The NASCAR Foundation announced its four national finalists Thursday for the second annual Betty Jane France Humanitarian Award, which honors passionate NASCAR fans who make a difference.
The winner -- who will be determined by online balloting, open now until Nov. 29 -- will be honored during the season-ending NASCAR Sprint Cup Series Awards banquet in Las Vegas on Nov. 30. The top vote-getter will receive $100,000 toward their charitable cause and a 2013 Toyota Camry Hybrid.
The four nominees, who hail from a diverse assortment of hometowns, are:
-- Ron Eby (Windham, Maine), a 52-year-old mechanic who supports Camp Sunshine children's retreat in his home state through the sale of home-cooked Mexican food and other fund-raising efforts.
-- Michael Jackson (Duluth, Minn.), an 18-year-old youth leader with cerebral palsy who serves as a young adult community ambassador for the Starlight Children's Foundation.
-- Ali McDonough (Wilmington, Del.), a 21-year-old who founded the Andrew McDonough B+ (Be Positive) Foundation for cancer research in memory of her younger brother.
-- Lorri Shealy Unumb (Lexington, S.C.), a 44-year-old who founded the Autism Academy of South Carolina and legislated medical insurance reform that has since been adopted as law in 32 states.
Each of the four final nominees, who were selected from a nationwide search, is guaranteed $25,000 toward his or her charity. Voting will be conducted at NASCAR.com/award.

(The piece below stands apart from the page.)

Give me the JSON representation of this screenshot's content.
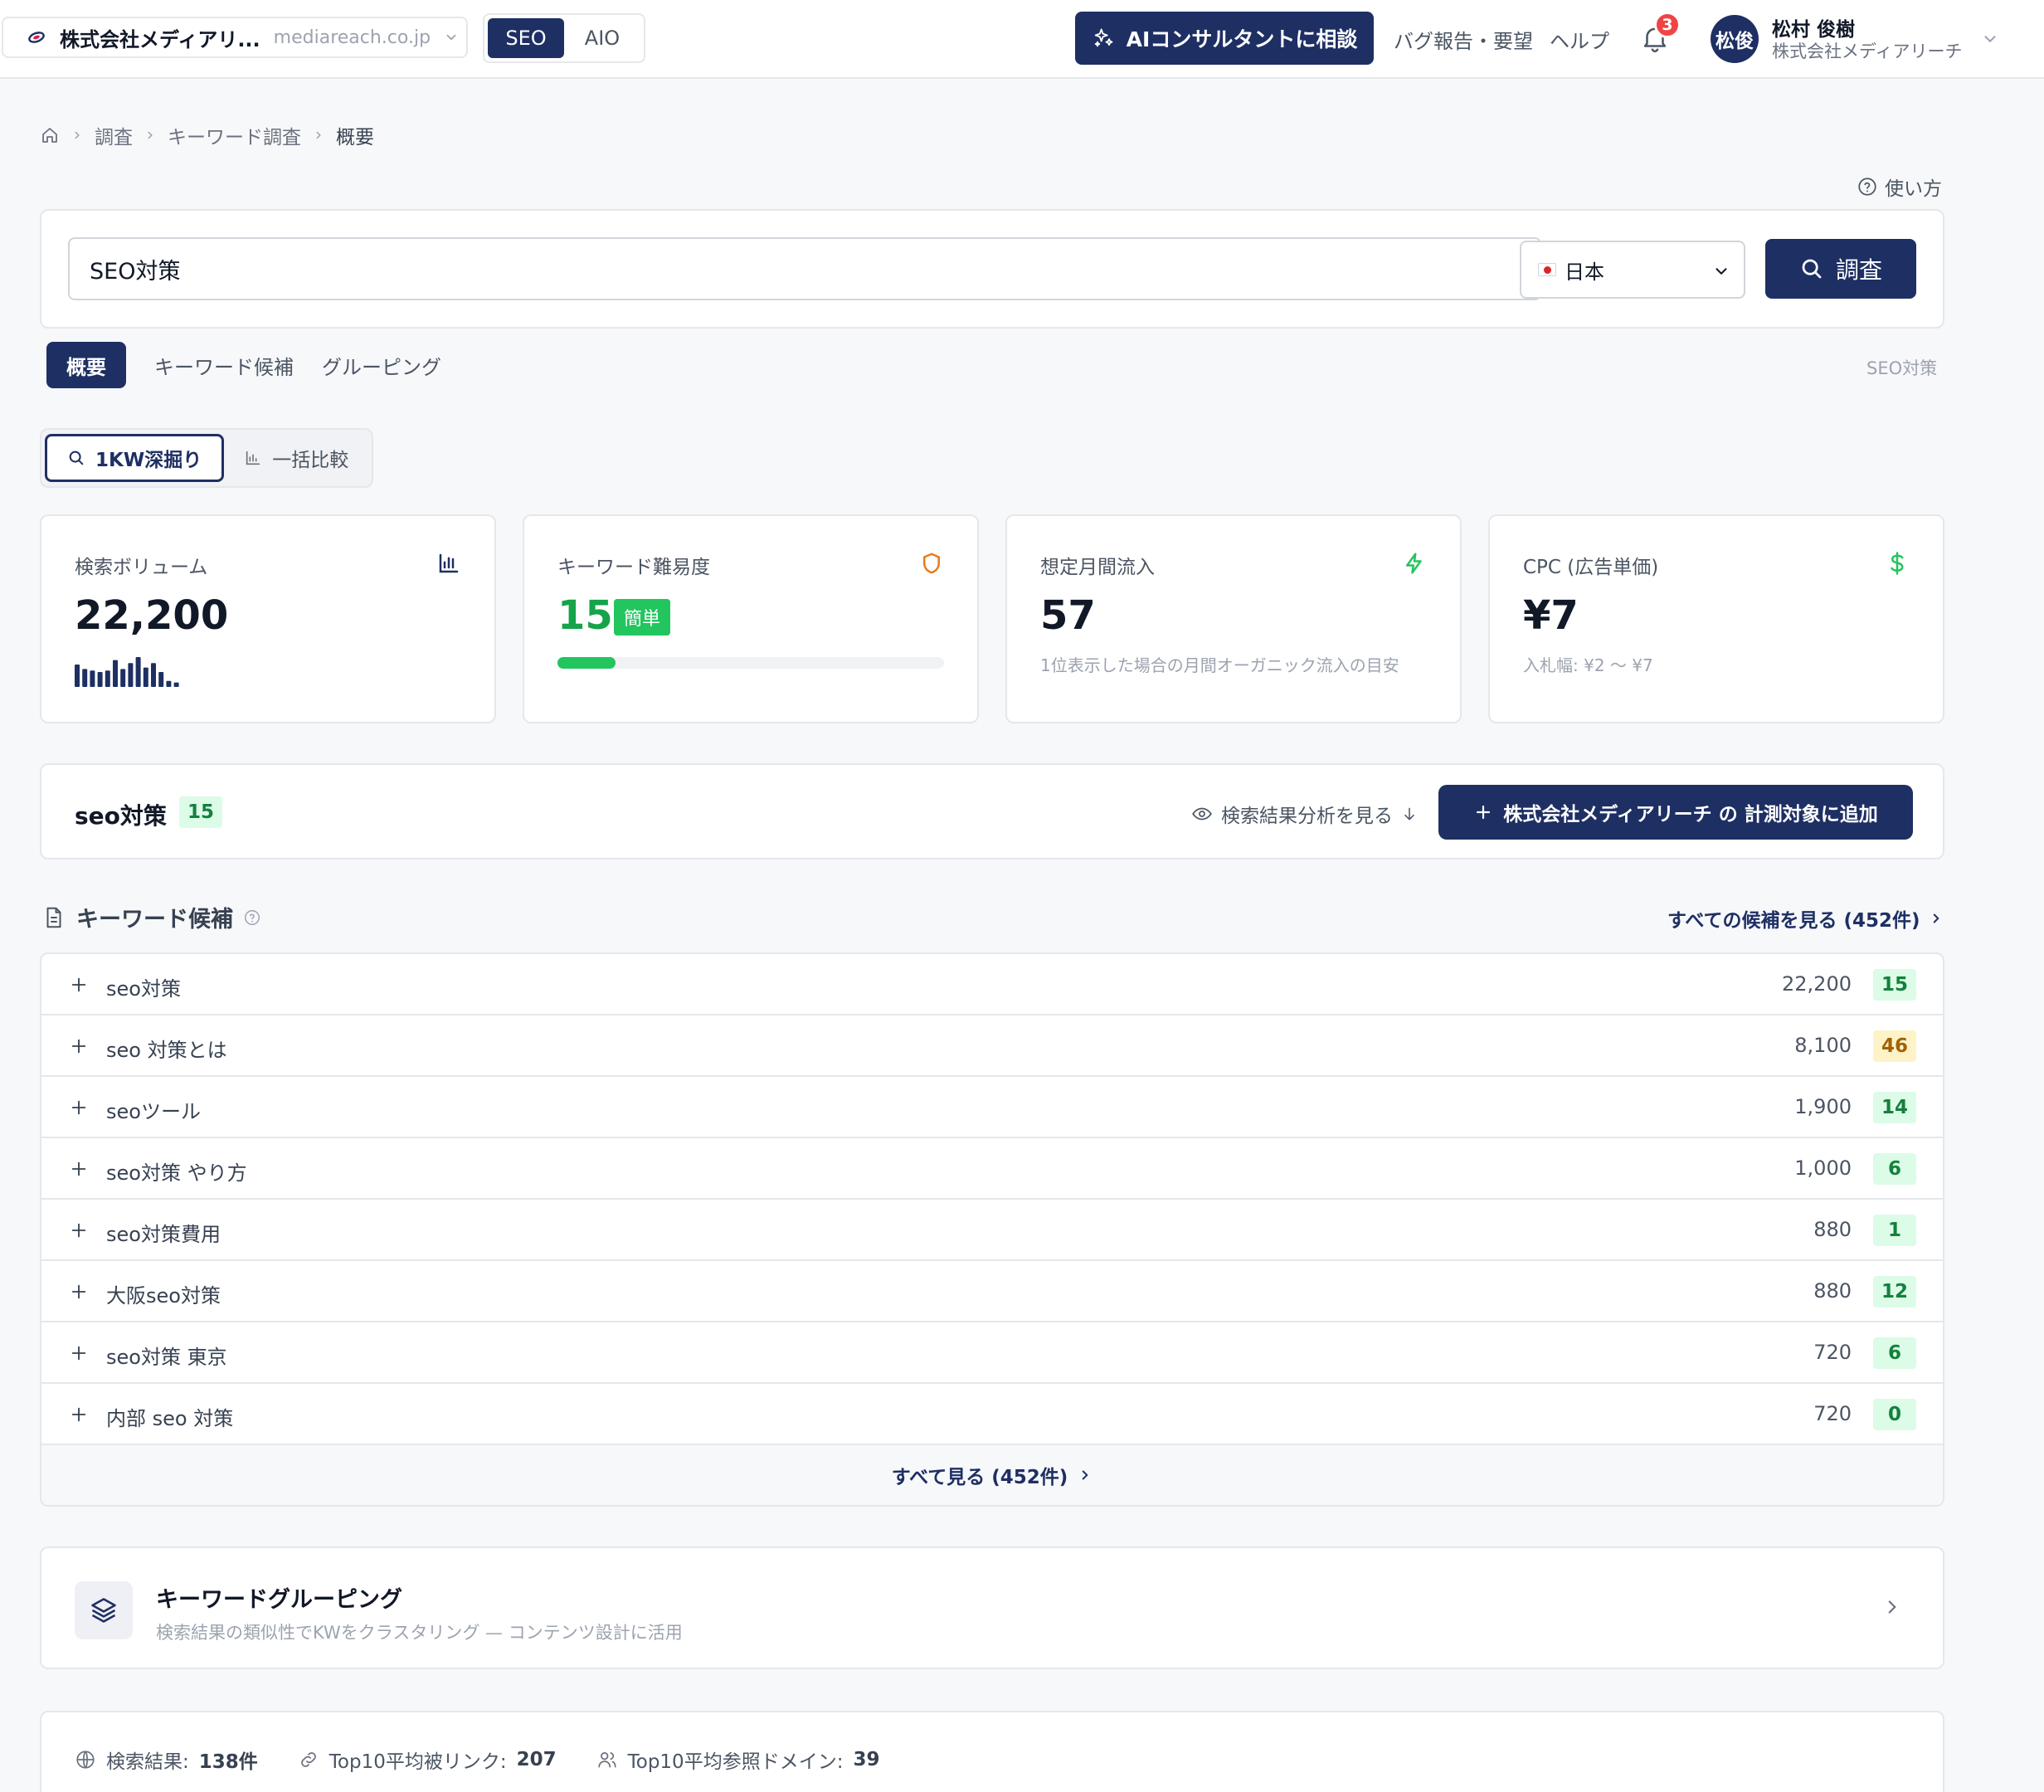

Robert Weaver of Talladega, Ala., was honored with the inaugural Betty Jane France Humanitarian Award last year for his more than 50 years of service as a volunteer with the Alabama Institute for the Deaf and Blind.